This Comment aims to show that since the creation of Reg. D private placements, Congress and the SEC have promulgated a series of amendments and enactments that have collectively resulted in a heightened risk of fraud and inadequate safeguards for investors. Part I of this Comment will discuss private placements and the significant enactments and amendments that affect Rule 506 private placement offerings (“Rule 506 offerings”). The most notable amendments in this discussion will include the preemption of state blue-sky laws in 1996, the shortening of the holding period before resale in 2007, the exclusion of an investor’s primary residence in the calculation of net worth for accredited investor status in the 2010 Dodd-Frank Act, and, as part of the 2012 JOBS Act, the permission for general solicitation and advertising of private placement issues, and the increase in the shareholder threshold for forced registration.

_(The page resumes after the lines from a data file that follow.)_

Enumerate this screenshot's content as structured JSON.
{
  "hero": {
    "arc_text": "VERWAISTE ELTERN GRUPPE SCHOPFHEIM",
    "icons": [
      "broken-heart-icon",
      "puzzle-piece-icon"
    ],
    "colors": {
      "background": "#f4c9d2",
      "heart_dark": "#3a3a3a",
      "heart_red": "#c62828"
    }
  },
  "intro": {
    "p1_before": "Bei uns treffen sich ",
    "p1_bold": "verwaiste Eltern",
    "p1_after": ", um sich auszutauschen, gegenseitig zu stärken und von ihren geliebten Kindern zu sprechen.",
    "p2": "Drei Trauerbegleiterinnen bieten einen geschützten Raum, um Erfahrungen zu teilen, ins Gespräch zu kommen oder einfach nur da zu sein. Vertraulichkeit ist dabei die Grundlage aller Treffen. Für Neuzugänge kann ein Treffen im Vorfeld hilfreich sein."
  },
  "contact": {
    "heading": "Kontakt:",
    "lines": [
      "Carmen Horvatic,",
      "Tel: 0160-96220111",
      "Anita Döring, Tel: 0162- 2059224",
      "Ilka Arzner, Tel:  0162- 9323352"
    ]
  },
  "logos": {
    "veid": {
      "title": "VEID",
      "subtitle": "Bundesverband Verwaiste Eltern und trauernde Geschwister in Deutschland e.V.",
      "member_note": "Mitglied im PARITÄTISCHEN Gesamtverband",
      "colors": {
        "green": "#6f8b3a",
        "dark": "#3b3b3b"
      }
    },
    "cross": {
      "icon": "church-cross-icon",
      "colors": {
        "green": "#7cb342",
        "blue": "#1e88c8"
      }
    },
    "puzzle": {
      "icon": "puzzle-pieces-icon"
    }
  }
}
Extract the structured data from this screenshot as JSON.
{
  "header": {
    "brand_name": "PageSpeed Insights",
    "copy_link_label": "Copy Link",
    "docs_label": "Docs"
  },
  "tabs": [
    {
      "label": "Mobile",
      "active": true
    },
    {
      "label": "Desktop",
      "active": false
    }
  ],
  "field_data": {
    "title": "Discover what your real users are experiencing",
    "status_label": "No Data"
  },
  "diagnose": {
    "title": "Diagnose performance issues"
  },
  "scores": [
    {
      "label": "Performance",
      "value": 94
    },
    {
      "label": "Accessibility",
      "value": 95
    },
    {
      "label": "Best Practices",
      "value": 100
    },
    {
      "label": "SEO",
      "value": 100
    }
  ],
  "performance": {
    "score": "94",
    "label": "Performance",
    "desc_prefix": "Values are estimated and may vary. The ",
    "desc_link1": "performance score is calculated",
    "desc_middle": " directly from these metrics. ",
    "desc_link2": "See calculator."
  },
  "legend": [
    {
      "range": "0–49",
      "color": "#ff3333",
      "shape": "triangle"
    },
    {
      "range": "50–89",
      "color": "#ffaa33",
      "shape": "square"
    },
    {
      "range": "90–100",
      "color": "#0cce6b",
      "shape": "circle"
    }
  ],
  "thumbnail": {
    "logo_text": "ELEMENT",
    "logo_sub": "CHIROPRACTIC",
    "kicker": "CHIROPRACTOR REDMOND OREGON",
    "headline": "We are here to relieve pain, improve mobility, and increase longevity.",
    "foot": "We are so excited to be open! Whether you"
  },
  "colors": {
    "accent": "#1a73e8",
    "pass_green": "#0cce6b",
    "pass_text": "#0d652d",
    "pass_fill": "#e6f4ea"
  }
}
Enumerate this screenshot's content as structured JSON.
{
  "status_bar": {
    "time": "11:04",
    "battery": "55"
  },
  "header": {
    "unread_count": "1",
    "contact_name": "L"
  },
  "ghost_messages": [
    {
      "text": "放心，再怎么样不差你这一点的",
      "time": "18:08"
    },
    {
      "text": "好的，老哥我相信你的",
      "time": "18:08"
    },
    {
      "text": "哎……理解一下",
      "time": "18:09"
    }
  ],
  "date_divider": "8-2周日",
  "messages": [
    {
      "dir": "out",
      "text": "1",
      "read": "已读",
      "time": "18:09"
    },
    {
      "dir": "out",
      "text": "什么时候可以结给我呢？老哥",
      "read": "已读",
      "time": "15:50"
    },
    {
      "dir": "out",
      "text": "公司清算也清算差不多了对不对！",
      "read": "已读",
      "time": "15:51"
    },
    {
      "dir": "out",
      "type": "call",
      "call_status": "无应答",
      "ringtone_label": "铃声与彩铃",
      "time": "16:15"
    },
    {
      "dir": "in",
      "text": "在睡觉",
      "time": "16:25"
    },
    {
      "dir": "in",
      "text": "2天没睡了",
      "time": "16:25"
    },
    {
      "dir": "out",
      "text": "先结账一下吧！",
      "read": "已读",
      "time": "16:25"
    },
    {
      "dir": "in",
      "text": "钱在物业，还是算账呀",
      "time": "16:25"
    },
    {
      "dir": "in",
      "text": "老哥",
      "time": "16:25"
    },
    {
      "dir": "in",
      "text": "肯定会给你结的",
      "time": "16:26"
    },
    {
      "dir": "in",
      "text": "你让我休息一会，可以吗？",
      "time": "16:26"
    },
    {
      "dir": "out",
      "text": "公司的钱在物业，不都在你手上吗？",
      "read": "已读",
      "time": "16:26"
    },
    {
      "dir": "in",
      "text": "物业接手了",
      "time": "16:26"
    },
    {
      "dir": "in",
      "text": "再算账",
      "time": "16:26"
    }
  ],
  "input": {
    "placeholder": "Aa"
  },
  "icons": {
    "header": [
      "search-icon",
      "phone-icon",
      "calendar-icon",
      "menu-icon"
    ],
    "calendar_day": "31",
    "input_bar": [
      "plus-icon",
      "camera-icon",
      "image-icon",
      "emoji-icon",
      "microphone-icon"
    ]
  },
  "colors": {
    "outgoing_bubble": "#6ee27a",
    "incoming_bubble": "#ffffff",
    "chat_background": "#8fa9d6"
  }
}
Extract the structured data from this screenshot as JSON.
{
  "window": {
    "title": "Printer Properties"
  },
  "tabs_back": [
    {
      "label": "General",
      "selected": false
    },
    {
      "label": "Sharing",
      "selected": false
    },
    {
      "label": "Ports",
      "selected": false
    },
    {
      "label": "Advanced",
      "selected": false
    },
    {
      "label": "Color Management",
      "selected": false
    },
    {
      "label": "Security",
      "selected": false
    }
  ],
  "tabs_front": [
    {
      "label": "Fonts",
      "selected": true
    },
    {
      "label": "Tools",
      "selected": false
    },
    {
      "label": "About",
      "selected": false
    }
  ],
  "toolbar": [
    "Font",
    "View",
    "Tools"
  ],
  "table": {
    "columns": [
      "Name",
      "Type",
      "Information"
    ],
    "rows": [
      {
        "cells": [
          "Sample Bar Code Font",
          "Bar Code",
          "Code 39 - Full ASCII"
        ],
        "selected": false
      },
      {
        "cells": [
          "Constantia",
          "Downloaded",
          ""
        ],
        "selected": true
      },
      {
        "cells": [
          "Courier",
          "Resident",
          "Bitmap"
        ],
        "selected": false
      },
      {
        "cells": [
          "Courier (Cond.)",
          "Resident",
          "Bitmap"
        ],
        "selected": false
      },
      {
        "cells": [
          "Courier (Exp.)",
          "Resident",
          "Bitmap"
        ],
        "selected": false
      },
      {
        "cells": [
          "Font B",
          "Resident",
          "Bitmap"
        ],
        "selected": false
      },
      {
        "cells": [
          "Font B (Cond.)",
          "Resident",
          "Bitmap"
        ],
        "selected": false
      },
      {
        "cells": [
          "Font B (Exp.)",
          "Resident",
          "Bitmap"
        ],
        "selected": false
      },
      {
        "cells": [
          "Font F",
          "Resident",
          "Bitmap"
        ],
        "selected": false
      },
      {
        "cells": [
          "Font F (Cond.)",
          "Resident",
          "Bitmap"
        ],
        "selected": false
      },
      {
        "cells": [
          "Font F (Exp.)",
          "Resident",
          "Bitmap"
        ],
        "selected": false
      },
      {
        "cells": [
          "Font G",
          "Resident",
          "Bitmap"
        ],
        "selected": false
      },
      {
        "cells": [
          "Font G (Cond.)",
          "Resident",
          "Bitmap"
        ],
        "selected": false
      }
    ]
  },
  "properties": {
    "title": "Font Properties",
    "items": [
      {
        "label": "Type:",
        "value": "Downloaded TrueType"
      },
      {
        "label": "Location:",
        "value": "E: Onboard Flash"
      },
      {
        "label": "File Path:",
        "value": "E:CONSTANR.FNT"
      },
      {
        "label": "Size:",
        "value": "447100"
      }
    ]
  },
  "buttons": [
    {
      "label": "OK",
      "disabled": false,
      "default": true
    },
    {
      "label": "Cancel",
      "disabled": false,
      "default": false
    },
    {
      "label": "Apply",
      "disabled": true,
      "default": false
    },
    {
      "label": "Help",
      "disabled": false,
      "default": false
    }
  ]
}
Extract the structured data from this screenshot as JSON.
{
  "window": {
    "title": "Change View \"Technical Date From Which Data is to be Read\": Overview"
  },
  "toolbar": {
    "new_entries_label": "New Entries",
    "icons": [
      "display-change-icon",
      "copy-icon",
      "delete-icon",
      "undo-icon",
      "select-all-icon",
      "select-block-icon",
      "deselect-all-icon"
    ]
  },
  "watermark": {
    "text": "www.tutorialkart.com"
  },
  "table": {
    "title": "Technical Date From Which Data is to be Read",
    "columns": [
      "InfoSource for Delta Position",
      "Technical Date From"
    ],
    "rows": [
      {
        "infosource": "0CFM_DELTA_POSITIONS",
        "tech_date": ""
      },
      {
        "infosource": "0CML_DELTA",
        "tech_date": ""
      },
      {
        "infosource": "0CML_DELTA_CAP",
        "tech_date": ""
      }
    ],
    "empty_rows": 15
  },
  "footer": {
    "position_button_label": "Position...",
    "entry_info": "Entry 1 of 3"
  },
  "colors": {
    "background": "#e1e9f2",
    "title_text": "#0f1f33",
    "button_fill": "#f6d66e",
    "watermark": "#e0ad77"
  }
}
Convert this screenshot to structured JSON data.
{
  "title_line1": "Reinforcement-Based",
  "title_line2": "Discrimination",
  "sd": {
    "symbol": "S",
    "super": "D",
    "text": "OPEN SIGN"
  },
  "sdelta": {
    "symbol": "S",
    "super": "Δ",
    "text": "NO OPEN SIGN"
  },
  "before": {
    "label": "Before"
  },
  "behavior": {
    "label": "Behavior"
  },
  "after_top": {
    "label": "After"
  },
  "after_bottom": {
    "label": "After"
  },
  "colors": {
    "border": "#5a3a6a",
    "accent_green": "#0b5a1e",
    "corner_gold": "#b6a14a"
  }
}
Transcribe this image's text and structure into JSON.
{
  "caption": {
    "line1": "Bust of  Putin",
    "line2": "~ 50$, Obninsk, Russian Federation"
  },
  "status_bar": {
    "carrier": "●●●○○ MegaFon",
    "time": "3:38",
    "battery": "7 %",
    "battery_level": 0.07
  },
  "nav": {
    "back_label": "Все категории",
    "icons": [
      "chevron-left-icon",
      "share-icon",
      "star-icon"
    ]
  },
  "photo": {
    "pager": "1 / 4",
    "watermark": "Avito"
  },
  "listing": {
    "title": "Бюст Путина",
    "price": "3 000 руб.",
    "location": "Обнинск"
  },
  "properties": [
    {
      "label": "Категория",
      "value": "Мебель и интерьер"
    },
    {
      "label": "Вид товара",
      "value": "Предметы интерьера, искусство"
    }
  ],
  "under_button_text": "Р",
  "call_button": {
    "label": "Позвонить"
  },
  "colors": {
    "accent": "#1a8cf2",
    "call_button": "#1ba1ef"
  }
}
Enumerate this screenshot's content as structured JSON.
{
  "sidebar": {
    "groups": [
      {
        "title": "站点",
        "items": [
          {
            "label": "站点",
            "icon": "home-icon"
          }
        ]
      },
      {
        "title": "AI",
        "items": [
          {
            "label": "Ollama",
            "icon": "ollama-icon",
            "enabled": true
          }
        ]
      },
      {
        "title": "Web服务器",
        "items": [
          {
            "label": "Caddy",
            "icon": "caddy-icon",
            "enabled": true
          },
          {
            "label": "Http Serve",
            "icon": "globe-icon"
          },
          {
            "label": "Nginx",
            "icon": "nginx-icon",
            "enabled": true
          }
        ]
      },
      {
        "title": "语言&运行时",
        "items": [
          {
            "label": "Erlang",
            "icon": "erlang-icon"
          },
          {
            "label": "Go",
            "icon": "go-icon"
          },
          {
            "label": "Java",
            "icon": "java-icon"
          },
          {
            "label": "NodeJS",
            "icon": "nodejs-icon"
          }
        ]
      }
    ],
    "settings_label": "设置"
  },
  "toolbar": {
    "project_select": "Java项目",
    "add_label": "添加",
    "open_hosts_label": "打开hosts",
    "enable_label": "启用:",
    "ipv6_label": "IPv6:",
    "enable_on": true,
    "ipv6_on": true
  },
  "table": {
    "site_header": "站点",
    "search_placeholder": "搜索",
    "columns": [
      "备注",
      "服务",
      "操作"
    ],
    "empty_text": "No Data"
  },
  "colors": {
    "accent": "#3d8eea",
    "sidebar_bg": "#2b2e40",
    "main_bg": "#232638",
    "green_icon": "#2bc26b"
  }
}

Part II of this Comment will point out the laws affecting Rule 506 private placement offerings that collectively result in failures to protect investors from fraud. Specifically, it will address the lax reporting requirements currently in place, the outdated classification of investors permitted to invest in Rule 506 offerings,10 and the dangers presented with the permission of “general solicitation” in Rule 506 offerings. Part II will also address the dangers with the shortened resale period and increase in shareholder threshold for forced registration, and it will discuss the fraudulent practices that occur in the offering, resale, and subsequent trading of private placements in the secondary markets, primarily due to the inadequate regulations currently in place. Part III of this Comment will provide suggested amendments to the existing regulations in order to provide a clearer and more comprehensive guideline for Rule 506 offerings. Finally, the Conclusion of this Comment assembles the issues, arguments, and solutions set forth.